HealthOral Question Period

2:40 p.m.

Papineau—Saint-Denis Québec

Liberal

Pierre Pettigrew LiberalMinister of Health

Mr. Speaker, what Canadians are interested in is knowing what our government is prepared to do, in partnership with the provinces, to find long-term solutions. What we need is a plan.

Yesterday, I heard the Quebec Minister of Finance say that, in fact, it was not just a question of funding for health, but that reforms were needed. That was the Quebec Minister of Finance who said that yesterday, when presenting his own budget.

We agree that we must work together and develop a plan with practical and lasting solutions.

HealthOral Question Period

2:40 p.m.

Bloc

Réal Ménard Bloc Hochelaga—Maisonneuve, QC

Mr. Speaker, what the Liberal health minister of Quebec said in the National Assembly was that there is no new money for health.

My question is for the Minister of Health. Can he give a yes or no answer to the people of Quebec? Does his budget include new money for health? That is not what the Liberal finance minister said in the National Assembly.

HealthOral Question Period

2:40 p.m.

Papineau—Saint-Denis Québec

Liberal

Pierre Pettigrew LiberalMinister of Health

Mr. Speaker, there was $2 billion for the health care system in the budget presented by the Minister of Finance last week. There was $665 million for the Canada public health agency, including $400 million for better vaccination programs that will be backed up by the provinces.

HealthOral Question Period

2:40 p.m.

Some hon. members

Oh, oh.

HealthOral Question Period

2:40 p.m.

An hon. member

Stop your yapping.

HealthOral Question Period

2:40 p.m.

Liberal

Pierre Pettigrew Liberal Papineau—Saint-Denis, QC

We understand very well. The hon. member for Rimouski--Neigette-et-la Mitis explained it very well the other day. She said that the Bloc is a watchdog; it is there to bark. It can bark, but we are working toward practical solutions. We want to avoid having Quebeckers sleeping in the doghouse. We invite the people of Quebec inside the house with the masters of the house.

The BudgetOral Question Period

March 31st, 2004 / 2:45 p.m.

Bloc

Pierre Paquette Bloc Joliette, QC

Mr. Speaker, the budget brought down by Quebec's Minister of Finance is a convincing illustration of the impact on Quebec's public finances of the fiscal imbalance between the federal government, the provinces and Quebec.

Will the Minister of Finance admit that his recent budget has had a harmful effect on the finances of Quebec and the provinces, as Yves Séguin has said? That is the truth.

The BudgetOral Question Period

2:45 p.m.

Wascana Saskatchewan

Liberal

Ralph Goodale LiberalMinister of Finance

Mr. Speaker, I am pleased that Quebec's budget documents show that equalization changes flow not from cuts from the federal government but from the functioning of the existing formula.
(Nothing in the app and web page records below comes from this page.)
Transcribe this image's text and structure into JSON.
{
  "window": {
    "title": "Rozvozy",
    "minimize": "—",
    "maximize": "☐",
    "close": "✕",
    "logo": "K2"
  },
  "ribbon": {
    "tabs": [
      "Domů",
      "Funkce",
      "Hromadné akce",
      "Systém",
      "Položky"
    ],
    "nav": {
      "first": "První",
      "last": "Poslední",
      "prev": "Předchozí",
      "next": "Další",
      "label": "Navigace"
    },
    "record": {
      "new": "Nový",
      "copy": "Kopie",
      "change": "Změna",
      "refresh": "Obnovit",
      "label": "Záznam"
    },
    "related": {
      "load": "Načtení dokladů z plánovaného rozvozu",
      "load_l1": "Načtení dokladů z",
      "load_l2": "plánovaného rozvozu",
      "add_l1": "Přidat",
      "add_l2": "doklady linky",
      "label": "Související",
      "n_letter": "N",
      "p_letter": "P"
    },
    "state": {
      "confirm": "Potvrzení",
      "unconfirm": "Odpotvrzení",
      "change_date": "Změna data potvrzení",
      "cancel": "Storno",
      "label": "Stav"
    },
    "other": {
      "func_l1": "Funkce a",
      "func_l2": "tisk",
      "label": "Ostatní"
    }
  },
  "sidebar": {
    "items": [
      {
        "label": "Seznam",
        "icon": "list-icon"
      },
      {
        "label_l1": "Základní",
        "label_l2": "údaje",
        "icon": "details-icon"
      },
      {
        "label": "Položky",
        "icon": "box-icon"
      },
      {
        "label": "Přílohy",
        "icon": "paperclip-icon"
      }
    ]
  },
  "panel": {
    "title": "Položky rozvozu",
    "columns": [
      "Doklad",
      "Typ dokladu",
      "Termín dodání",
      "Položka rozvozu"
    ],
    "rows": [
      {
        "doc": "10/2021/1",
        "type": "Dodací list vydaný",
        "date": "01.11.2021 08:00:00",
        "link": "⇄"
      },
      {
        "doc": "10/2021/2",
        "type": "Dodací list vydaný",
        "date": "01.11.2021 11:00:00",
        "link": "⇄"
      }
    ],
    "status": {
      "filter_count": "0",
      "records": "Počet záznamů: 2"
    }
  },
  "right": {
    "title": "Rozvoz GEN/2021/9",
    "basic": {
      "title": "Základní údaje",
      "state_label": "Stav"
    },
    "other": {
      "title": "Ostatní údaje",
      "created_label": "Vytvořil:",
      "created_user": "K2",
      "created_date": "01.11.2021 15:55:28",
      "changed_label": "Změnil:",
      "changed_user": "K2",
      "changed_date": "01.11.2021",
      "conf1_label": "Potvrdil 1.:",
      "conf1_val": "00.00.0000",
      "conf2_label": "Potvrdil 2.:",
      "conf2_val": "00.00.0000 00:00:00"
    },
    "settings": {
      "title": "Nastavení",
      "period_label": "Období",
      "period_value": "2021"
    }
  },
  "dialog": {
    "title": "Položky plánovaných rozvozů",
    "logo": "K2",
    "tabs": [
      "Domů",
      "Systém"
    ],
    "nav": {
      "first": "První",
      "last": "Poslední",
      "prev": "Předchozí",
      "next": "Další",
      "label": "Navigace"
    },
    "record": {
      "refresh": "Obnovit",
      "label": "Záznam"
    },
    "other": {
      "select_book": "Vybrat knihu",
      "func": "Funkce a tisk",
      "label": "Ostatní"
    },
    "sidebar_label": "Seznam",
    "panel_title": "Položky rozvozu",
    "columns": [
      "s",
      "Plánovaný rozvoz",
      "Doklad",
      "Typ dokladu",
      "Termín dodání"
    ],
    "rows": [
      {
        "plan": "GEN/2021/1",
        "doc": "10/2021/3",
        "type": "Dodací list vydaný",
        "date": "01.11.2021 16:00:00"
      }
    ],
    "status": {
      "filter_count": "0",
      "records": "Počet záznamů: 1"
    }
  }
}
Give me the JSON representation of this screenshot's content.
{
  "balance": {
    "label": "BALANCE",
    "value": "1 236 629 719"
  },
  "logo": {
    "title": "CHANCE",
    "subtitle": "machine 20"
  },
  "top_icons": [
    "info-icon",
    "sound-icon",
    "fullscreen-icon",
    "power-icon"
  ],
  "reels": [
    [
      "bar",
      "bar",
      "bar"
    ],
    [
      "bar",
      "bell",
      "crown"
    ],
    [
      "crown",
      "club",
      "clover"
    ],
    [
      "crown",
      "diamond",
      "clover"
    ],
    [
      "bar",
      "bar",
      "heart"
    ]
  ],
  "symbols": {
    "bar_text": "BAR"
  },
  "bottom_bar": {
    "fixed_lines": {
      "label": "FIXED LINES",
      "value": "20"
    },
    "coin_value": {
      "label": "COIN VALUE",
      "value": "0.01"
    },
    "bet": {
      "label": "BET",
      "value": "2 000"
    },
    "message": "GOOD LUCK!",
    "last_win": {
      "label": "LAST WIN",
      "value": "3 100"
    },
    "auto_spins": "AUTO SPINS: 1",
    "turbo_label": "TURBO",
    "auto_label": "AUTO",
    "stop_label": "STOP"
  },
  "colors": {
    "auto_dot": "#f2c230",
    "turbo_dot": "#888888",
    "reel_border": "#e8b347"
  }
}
I am pleased that Quebec has acknowledged federal assistance and flexibility in managing equalization going forward, and I am pleased that Quebec has been able to increase its spending, cut its taxes and declare 2003-04 in balance.

The BudgetOral Question Period

2:45 p.m.

Bloc

Pierre Paquette Bloc Joliette, QC

Mr. Speaker, it is true that equalization reform was announced in the recent federal budget, but according to Mr. Séguin—and this is also true—the shortfalls Quebec has been denouncing for 20 years are unfortunately still present.

Is the Minister of Finance aware that the changes unilaterally imposed on the provinces and Quebec will cause further deterioration in the public finances of the provinces and Quebec?